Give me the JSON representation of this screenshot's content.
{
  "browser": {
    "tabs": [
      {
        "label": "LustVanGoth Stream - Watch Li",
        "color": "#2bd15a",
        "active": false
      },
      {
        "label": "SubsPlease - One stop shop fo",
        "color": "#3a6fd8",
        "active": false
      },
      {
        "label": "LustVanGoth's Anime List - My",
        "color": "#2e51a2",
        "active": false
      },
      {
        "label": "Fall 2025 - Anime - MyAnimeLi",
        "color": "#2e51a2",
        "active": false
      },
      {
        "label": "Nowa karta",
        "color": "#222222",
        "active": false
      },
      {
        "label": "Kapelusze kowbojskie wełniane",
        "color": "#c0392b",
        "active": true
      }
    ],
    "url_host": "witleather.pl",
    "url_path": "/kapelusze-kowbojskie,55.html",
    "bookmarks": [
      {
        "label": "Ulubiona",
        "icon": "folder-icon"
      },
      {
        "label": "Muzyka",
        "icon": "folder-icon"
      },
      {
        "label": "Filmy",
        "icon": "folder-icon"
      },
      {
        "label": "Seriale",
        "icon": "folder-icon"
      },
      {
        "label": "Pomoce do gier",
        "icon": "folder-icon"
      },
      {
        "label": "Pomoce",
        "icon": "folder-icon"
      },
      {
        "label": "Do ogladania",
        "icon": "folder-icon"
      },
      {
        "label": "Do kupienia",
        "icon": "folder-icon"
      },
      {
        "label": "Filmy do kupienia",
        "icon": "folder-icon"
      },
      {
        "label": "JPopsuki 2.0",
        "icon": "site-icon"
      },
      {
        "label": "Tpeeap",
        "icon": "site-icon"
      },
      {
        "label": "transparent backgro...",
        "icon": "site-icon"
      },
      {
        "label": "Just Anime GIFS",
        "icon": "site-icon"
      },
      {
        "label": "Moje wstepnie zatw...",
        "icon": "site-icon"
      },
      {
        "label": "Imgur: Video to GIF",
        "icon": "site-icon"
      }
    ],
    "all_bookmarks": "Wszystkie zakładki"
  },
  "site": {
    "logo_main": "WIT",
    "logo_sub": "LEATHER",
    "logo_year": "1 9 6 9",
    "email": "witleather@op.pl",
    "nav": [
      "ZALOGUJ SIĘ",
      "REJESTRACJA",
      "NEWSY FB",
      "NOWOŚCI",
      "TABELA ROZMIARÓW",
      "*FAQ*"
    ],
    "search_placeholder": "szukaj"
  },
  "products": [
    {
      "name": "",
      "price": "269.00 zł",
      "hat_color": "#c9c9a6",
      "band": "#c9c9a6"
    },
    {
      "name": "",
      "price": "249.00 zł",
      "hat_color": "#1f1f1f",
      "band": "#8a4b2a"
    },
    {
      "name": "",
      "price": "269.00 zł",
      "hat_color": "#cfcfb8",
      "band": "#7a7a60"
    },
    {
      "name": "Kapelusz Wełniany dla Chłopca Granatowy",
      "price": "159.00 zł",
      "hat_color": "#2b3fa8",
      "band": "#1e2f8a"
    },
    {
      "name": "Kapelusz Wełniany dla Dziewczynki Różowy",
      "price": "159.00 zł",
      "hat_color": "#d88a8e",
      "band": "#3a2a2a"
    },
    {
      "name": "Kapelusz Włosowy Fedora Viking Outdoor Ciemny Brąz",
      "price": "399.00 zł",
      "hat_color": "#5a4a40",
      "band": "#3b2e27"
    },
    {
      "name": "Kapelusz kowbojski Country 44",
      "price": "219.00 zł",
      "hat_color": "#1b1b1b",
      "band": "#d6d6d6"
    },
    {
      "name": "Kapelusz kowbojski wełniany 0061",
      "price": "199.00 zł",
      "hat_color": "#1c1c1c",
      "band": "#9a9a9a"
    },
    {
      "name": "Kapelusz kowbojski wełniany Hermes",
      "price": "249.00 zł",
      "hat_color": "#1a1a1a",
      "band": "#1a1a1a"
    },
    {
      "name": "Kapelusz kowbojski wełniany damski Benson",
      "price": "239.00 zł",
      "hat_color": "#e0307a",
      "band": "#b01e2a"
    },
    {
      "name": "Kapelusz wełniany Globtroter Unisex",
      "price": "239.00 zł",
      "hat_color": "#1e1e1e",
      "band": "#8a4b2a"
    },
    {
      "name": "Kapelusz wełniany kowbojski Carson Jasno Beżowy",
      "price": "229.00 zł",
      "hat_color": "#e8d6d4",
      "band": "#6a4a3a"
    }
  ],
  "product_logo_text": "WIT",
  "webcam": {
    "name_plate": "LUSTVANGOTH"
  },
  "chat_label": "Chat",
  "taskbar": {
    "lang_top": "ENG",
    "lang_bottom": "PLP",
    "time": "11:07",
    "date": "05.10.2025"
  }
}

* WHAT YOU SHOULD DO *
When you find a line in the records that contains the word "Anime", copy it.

* RESULT OF THIS TASK *
        "label": "LustVanGoth's Anime List - My",
        "label": "Fall 2025 - Anime - MyAnimeLi",
        "label": "Just Anime GIFS",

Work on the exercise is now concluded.